High-stakes mistakes are those we don’t want to make because the consequences are severe. The bomb disposal technician deals with potential high-stakes mistakes often, which is why those technicians have put in place processes and procedures to minimize mistakes, think critically about the problems they face, and practice those techniques so they become second nature. When informing our children about avoiding a high-stakes mistake, it is important to be clear with them about why we don’t want the risk-taking behavior or experimentation in that situation and how these situations are different from learning opportunities.

Beyond life-threatening situations, high performance situations can also be high-stakes. For a football team, reaching the Super Bowl can be a situation where mistakes have high stakes. It is similar for a student planning on getting into a highly competitive university when taking the ACT or SAT. In these situations, it is important to emphasize the effort already put in to reach this situation, to reflect on what has been learned along the way, and to focus on doing one’s best.

John Wooden had two other sayings regarding this approach, not surprising as his teams won ten NCAA championships in a 12-year period, including a record seven in a row. The coach knew something about high-stakes situations. He told his teams, “Success comes from knowing that you did your best to become the best that you are capable of becoming,” and “Just do the best you can. No one can do more than that.” These are important beliefs to instill in your child, as doing your best is not just during the big game or important test, but also in doing your best to become the best you can be during practice or when doing homework.

Lessons Learned from Famous “Failures”

Your child can also learn from failure by looking at other famous “failures,” such as:

  • Rihanna overcame a childhood affected by her father’s addiction to crack cocaine to become an R&B superstar.
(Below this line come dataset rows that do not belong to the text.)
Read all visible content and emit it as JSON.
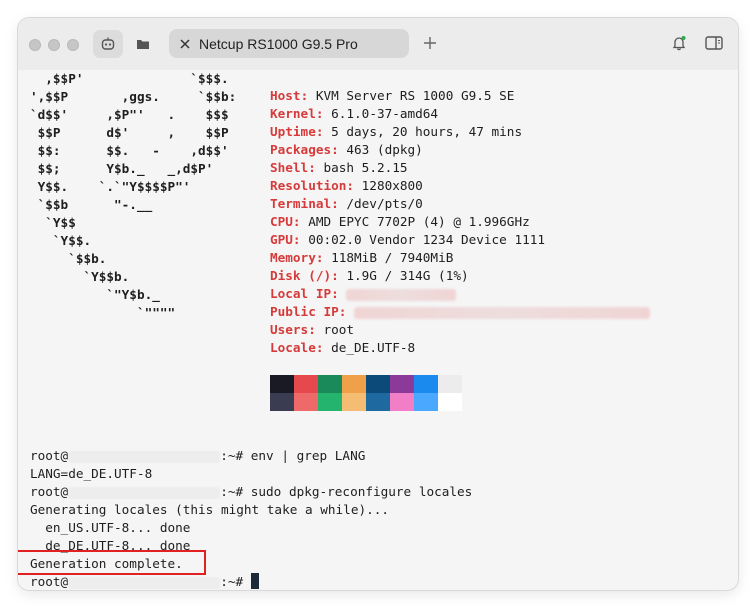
{
  "window": {
    "tab_title": "Netcup RS1000 G9.5 Pro"
  },
  "icons": {
    "close": "close-icon",
    "plus": "plus-icon",
    "bell": "bell-icon",
    "sidebar": "sidebar-toggle-icon"
  },
  "logo": [
    "  ,$$P'              `$$$.",
    "',$$P       ,ggs.     `$$b:",
    "`d$$'     ,$P\"'   .    $$$",
    " $$P      d$'     ,    $$P",
    " $$:      $$.   -    ,d$$'",
    " $$;      Y$b._   _,d$P'",
    " Y$$.    `.`\"Y$$$$P\"'",
    " `$$b      \"-.__",
    "  `Y$$",
    "   `Y$$.",
    "     `$$b.",
    "       `Y$$b.",
    "          `\"Y$b._",
    "              `\"\"\"\""
  ],
  "sysinfo": [
    {
      "key": "Host",
      "value": "KVM Server RS 1000 G9.5 SE"
    },
    {
      "key": "Kernel",
      "value": "6.1.0-37-amd64"
    },
    {
      "key": "Uptime",
      "value": "5 days, 20 hours, 47 mins"
    },
    {
      "key": "Packages",
      "value": "463 (dpkg)"
    },
    {
      "key": "Shell",
      "value": "bash 5.2.15"
    },
    {
      "key": "Resolution",
      "value": "1280x800"
    },
    {
      "key": "Terminal",
      "value": "/dev/pts/0"
    },
    {
      "key": "CPU",
      "value": "AMD EPYC 7702P (4) @ 1.996GHz"
    },
    {
      "key": "GPU",
      "value": "00:02.0 Vendor 1234 Device 1111"
    },
    {
      "key": "Memory",
      "value": "118MiB / 7940MiB"
    },
    {
      "key": "Disk (/)",
      "value": "1.9G / 314G (1%)"
    },
    {
      "key": "Local IP",
      "value": ""
    },
    {
      "key": "Public IP",
      "value": ""
    },
    {
      "key": "Users",
      "value": "root"
    },
    {
      "key": "Locale",
      "value": "de_DE.UTF-8"
    }
  ],
  "palette": {
    "row1": [
      "#191a24",
      "#e5484d",
      "#1a8a5a",
      "#f0a048",
      "#0c4a7a",
      "#8c3a9a",
      "#1a8aee",
      "#ececec"
    ],
    "row2": [
      "#3a3d52",
      "#ee6a6a",
      "#24b46e",
      "#f5bd72",
      "#1e6aa0",
      "#f27ec8",
      "#4aa8ff",
      "#ffffff"
    ]
  },
  "terminal": {
    "prompt_user": "root@",
    "prompt_suffix": ":~# ",
    "lines": {
      "cmd1": "env | grep LANG",
      "out1": "LANG=de_DE.UTF-8",
      "cmd2": "sudo dpkg-reconfigure locales",
      "out2": "Generating locales (this might take a while)...",
      "out3": "  en_US.UTF-8... done",
      "out4": "  de_DE.UTF-8... done",
      "out5": "Generation complete."
    }
  }
}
One of her tattoos reads, “Never a failure, always a lesson.”
  • Michael Jordan, perhaps the greatest basketball player in history, was cut from his high school basketball team during his sophomore year.
  • JK Rowling, the author of the Harry Potter books, was a poor single mother whose first book was rejected by 12 publishers before she was finally able to sell it.
  • Abraham Lincoln had his first business (running a general store) went bankrupt and lost two elections to the US Senate before being elected president.
  • Babe Ruth hit 714 home runs in his career, a record that stood for decades, but also struck out even more—1,330 times. He viewed those mistakes in a positive light, though, saying, “Every strike brings me closer to the next home run.”
  • Paul MacCready built the first successful human-powered plane to win the Kremer prize that had gone unclaimed for almost two decades. Prior to MacCready, most human-powered plane teams spent a year building a plane, took it out to test, and then after it crashed, spent another year building a new plane based on what they learned from the crash. MacCready took a different approach, designing a plane that could be quickly repaired or redesigned so he could crash in the morning, try again later that morning, crash again, and then try more times in the afternoon. By failing faster, MacCready accomplished in six months what dozens of different teams couldn’t do in 18 years.
  • Thomas Edison tried thousands of different materials when developing his light bulb. He said, “I have not failed. I’ve just found 10,000 ways that won’t work.”

Don’t Focus on Abilities, Focus on What Can Be Learned

How you react to your child’s failure sends an important message. Even a well-meaning, “It’s okay, you’re still a great writer” when your child comes home with a bad math grade can send the message that it’s time to give up on math rather than learning from what they got wrong. In fact, research has shown that how children perceive “being smart” depends not on how their family viewed intelligence but how they react towards failure.


Finally, Great Schools has a useful video that you can share with your child about the importance of learning from failure.

Photo courtesy SuperWikipediano via Wikimedia Commons.